▶ WHAT TO DO
Search for the word "value" in the entries. Each line that holds it should be copied.

▶ PROVIDED RECORDS
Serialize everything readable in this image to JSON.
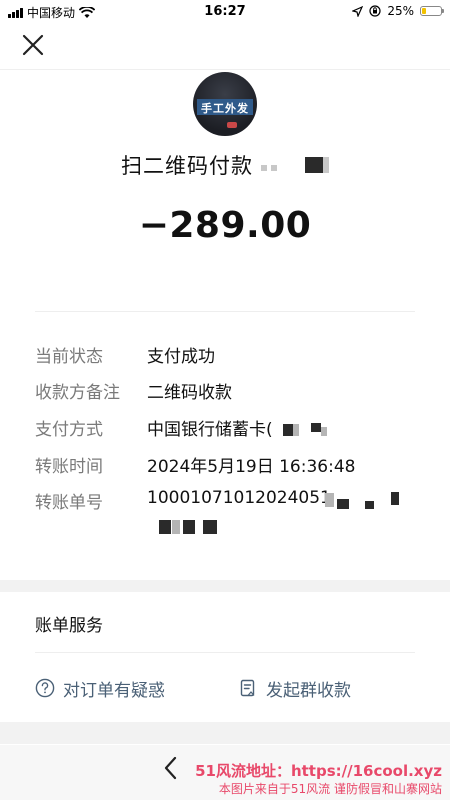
{
  "status_bar": {
    "carrier": "中国移动",
    "time": "16:27",
    "battery_percent": "25%",
    "battery_level": 0.25,
    "battery_color": "#f2c200",
    "icons": [
      "signal-icon",
      "wifi-icon",
      "location-icon",
      "orientation-lock-icon",
      "battery-icon"
    ]
  },
  "header": {
    "close_icon": "close-icon"
  },
  "merchant": {
    "avatar_text": "手工外发",
    "title": "扫二维码付款"
  },
  "amount": "−289.00",
  "details": [
    {
      "label": "当前状态",
      "value": "支付成功"
    },
    {
      "label": "收款方备注",
      "value": "二维码收款"
    },
    {
      "label": "支付方式",
      "value": "中国银行储蓄卡("
    },
    {
      "label": "转账时间",
      "value": "2024年5月19日 16:36:48"
    },
    {
      "label": "转账单号",
      "value": "10001071012024051"
    }
  ],
  "bill_service": {
    "title": "账单服务",
    "items": [
      {
        "label": "对订单有疑惑",
        "icon": "question-circle-icon"
      },
      {
        "label": "发起群收款",
        "icon": "document-icon"
      }
    ]
  },
  "bottom": {
    "back_icon": "chevron-left-icon"
  },
  "watermark": {
    "line1": "51风流地址：https://16cool.xyz",
    "line2": "本图片来自于51风流  谨防假冒和山寨网站",
    "color": "#e8496a"
  },
  "colors": {
    "label_gray": "#7a7a7a",
    "link_blue_gray": "#4a6076",
    "band_gray": "#f2f2f2"
  }
}
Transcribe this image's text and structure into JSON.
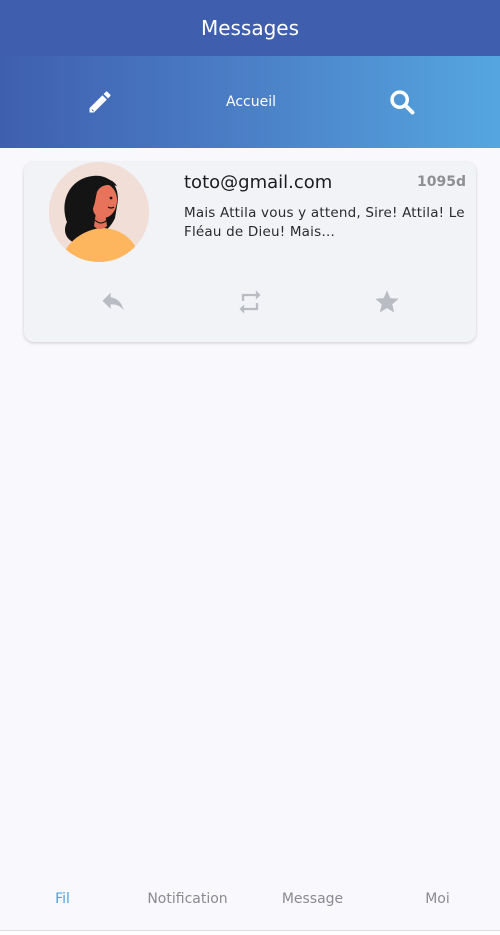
{
  "header": {
    "title": "Messages"
  },
  "toolbar": {
    "compose_icon": "pencil-icon",
    "home_label": "Accueil",
    "search_icon": "search-icon"
  },
  "feed": {
    "posts": [
      {
        "author": "toto@gmail.com",
        "age": "1095d",
        "text": "Mais Attila vous y attend, Sire! Attila! Le Fléau de Dieu! Mais…",
        "actions": [
          "reply-icon",
          "repost-icon",
          "star-icon"
        ]
      }
    ]
  },
  "bottom_nav": {
    "items": [
      {
        "label": "Fil",
        "active": true
      },
      {
        "label": "Notification",
        "active": false
      },
      {
        "label": "Message",
        "active": false
      },
      {
        "label": "Moi",
        "active": false
      }
    ]
  },
  "colors": {
    "header": "#3f5fae",
    "gradient_end": "#55a6e0",
    "active_nav": "#4a9fe0",
    "action_icons": "#b9bcc2"
  }
}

▶ ANSWER
      "value": "支付成功"
      "value": "二维码收款"
      "value": "中国银行储蓄卡("
      "value": "2024年5月19日 16:36:48"
      "value": "10001071012024051"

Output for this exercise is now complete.